When the news broke last week that Kodansha would stop licensing its manga to Del Rey and publish them under its own imprint, some commenters reacted with dismay. Aside from being unimpressed with the first few releases from the Japanese publisher, American readers are not happy with Kodansha’s complete lack of accessibility to the public — no content on their website, no press releases and very few interviews.
So when the Kodansha panel abruptly disappeared from the schedule for New York Comic Con & New York Anime Festival, online reaction was sharp and rather resentful.
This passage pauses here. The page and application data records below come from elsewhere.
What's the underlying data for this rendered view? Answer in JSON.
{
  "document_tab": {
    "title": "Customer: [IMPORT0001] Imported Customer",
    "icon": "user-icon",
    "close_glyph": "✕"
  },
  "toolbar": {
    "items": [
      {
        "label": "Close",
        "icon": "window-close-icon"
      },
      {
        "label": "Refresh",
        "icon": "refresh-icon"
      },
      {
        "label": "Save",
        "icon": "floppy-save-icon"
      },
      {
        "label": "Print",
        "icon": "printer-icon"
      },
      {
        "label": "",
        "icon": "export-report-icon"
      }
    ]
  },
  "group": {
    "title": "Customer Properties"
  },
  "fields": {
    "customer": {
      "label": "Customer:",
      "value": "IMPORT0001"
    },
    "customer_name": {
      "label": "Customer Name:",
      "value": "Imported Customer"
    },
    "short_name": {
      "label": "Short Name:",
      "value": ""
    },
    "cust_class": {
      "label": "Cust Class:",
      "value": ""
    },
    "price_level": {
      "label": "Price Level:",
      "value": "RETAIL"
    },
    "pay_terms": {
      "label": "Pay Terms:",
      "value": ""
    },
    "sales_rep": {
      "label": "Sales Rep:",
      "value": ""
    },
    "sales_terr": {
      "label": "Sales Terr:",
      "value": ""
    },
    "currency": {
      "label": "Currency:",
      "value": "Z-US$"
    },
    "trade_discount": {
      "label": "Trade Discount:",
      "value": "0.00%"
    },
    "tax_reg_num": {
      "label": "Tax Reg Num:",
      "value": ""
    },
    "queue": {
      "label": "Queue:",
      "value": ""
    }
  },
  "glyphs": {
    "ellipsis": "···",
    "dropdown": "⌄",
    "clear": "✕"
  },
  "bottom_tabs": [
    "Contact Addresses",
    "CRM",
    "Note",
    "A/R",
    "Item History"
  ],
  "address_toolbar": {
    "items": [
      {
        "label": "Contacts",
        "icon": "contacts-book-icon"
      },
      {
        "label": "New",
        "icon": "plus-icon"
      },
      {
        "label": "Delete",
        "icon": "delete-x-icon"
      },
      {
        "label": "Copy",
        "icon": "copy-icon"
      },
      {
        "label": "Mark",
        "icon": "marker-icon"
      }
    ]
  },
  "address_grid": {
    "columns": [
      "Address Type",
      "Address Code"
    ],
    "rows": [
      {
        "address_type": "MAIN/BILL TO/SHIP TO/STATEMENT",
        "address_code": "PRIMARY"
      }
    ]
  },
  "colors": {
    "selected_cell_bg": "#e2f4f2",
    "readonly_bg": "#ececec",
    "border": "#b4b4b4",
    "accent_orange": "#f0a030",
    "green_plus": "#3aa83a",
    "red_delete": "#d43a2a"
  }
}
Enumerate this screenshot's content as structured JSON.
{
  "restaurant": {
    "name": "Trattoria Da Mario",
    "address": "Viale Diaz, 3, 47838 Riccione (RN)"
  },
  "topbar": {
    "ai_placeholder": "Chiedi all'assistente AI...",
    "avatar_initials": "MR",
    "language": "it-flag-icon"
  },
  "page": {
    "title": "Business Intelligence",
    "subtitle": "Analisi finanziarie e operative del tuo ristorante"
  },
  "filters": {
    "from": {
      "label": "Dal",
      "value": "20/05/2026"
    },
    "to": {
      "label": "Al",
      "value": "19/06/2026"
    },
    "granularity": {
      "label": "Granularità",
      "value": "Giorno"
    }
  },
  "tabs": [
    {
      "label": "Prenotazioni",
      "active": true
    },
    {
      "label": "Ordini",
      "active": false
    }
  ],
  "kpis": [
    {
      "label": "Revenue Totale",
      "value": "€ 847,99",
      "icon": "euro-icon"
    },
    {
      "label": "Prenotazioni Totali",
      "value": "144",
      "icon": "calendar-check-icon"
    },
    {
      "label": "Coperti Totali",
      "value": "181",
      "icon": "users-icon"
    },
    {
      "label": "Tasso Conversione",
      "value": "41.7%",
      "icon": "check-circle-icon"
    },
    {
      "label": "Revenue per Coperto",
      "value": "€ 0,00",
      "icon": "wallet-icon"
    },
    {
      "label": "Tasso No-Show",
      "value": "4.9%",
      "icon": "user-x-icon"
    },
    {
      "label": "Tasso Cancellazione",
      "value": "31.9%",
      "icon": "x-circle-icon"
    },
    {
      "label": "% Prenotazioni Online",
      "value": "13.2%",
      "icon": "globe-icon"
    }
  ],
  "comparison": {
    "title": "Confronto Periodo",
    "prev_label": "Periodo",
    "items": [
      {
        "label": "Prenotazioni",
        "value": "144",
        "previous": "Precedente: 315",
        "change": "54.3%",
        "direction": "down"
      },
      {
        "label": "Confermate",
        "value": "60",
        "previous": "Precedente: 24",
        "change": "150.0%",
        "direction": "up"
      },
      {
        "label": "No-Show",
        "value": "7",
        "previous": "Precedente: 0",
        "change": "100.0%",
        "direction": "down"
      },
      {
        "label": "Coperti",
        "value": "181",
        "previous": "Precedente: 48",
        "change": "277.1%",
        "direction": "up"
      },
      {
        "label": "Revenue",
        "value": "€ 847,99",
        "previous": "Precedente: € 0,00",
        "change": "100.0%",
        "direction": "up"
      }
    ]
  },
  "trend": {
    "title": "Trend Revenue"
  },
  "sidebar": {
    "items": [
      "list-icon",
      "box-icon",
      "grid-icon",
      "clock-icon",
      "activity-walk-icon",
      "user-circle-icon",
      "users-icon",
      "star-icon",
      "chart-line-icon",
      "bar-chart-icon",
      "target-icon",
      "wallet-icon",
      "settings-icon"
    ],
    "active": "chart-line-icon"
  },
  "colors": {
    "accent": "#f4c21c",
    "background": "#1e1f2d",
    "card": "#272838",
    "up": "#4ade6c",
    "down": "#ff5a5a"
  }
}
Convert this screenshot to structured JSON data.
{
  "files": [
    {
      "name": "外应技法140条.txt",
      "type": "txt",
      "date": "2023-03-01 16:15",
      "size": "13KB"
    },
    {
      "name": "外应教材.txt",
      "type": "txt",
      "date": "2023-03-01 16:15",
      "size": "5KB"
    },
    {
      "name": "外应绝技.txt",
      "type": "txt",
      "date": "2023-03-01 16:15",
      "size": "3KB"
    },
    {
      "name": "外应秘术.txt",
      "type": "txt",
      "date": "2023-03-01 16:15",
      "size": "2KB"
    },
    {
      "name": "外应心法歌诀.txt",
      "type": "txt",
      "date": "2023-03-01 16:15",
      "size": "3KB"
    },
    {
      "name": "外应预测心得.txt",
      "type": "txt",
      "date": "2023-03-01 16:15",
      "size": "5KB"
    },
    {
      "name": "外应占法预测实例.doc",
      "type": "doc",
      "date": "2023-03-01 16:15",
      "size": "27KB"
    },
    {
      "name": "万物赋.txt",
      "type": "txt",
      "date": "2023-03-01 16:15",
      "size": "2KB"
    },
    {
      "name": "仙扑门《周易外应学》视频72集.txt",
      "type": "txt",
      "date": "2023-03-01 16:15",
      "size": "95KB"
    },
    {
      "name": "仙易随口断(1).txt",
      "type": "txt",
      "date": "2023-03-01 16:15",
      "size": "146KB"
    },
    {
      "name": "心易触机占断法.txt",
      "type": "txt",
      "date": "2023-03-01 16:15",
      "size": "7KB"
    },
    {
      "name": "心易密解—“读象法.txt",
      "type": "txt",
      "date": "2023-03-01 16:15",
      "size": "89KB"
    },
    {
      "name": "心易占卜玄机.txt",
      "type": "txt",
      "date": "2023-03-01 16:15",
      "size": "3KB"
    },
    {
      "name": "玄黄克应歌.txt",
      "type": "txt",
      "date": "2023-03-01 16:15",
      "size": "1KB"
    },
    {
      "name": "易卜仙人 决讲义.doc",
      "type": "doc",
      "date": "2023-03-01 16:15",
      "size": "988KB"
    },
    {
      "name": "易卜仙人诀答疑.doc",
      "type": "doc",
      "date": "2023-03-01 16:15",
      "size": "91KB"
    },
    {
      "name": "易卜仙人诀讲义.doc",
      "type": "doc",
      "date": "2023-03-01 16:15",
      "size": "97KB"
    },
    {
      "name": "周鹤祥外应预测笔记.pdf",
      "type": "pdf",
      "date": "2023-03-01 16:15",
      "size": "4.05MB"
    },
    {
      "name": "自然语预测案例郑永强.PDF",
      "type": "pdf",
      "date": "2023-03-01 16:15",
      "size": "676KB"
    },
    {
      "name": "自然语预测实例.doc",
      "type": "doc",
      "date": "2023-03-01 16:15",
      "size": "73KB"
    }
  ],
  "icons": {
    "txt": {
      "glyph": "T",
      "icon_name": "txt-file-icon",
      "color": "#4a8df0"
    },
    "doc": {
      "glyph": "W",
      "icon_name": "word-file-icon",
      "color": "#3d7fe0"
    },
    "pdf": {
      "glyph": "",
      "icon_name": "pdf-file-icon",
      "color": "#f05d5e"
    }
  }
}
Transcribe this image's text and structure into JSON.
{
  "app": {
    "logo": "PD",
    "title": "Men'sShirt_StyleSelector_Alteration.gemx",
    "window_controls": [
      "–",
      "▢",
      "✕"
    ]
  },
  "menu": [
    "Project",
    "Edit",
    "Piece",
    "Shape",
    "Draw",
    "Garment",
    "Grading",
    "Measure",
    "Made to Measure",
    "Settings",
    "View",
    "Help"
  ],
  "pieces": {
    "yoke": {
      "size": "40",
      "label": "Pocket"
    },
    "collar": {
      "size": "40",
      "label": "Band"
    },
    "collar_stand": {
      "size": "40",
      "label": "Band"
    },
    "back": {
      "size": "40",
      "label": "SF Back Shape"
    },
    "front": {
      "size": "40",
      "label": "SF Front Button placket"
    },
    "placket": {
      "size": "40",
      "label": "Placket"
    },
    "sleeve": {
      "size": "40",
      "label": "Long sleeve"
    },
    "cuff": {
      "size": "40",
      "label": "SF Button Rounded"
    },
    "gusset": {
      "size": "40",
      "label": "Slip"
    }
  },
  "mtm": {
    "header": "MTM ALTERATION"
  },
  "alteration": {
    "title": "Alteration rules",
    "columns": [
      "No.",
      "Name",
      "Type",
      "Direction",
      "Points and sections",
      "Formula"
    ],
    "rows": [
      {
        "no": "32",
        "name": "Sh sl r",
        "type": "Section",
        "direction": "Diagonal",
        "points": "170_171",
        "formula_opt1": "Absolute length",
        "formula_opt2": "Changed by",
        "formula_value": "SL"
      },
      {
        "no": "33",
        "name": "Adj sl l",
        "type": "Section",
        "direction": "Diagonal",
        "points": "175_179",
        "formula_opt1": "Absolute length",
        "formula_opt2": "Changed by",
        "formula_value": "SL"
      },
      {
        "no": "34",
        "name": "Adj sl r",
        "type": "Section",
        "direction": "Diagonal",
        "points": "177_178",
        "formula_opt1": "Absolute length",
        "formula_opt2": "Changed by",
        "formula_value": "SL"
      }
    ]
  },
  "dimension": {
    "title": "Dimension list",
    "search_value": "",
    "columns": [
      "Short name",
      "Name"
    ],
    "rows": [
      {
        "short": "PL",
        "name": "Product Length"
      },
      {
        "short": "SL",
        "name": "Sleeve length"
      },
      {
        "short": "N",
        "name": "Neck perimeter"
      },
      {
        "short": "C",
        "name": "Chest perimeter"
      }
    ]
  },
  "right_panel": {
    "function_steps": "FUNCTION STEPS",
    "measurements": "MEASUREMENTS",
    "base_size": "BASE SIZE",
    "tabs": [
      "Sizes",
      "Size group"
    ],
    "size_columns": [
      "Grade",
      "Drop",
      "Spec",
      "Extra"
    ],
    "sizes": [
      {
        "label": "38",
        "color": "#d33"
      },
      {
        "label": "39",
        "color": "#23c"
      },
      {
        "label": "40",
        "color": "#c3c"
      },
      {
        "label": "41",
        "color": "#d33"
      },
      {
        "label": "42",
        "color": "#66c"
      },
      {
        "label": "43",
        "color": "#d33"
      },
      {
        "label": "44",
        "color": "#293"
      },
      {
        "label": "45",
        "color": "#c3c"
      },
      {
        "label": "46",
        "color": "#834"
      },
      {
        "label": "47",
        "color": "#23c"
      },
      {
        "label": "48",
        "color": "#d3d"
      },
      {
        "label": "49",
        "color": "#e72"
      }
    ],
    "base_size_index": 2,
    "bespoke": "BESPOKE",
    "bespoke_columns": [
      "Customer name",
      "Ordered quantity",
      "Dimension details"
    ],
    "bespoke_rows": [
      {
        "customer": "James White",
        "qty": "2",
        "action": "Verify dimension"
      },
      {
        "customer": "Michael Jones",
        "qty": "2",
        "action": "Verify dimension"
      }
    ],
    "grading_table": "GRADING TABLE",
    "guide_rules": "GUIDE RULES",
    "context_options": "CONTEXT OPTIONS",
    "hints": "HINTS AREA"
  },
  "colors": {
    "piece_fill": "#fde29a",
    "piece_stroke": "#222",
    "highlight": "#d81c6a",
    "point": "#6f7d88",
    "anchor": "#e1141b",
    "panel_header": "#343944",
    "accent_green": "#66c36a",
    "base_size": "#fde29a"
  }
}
Fortunately, the Kodansha honchos seem to realize that things were going off-kilter and authorized Dallas Middaugh, who will continue to edit the publisher’s books under the new arrangement, to address what exactly happened.
And what happened was not a sudden cancellation, but rather a miscommunication, Middaugh explained. Kodansha had originally planned to do a panel at NYAF but decided to cancel it at the end of August. “We realized that we were a little off schedule,” he told Robot 6. “We really weren’t going to have any titles to announce, and without any titles to announce, we didn’t see any point in having the panel. I contacted the [New York] Comic Con folks and told them ‘We got nothing, please cancel the panel.’ And in their defense, I did say ‘What’s the latest we can get back to you if we decide we do want a panel?’ That day came and went, we had canceled the panel, they unfortunately took it as a yes and ran the panel information, and we were surprised the panel was listed.”
So what looked like an abrupt cancellation was actually a correction.
“It’s not the way we want to do things,” Middaugh said. “It’s very important to us to communicate with the fans, but it’s also important not to reach out until we have something to say. All apologies to everybody. We will of course have announcements coming up, over the next several months, but we don’t have everything ready for this show.”
While the scheduling snafu was one of those things that just happens with shows (Viz Media’s panel also disappeared from the schedule), it’s telling that Middaugh was able to speak about it on the record. One of the reasons for Del Rey’s popularity was its openness — Middaugh and then-marketing director Ali T. Kokmen frequently popped up in forums and on blog posts to engage fans — and it’s good to see Kodansha recognizing that American readers don’t like to be ignored.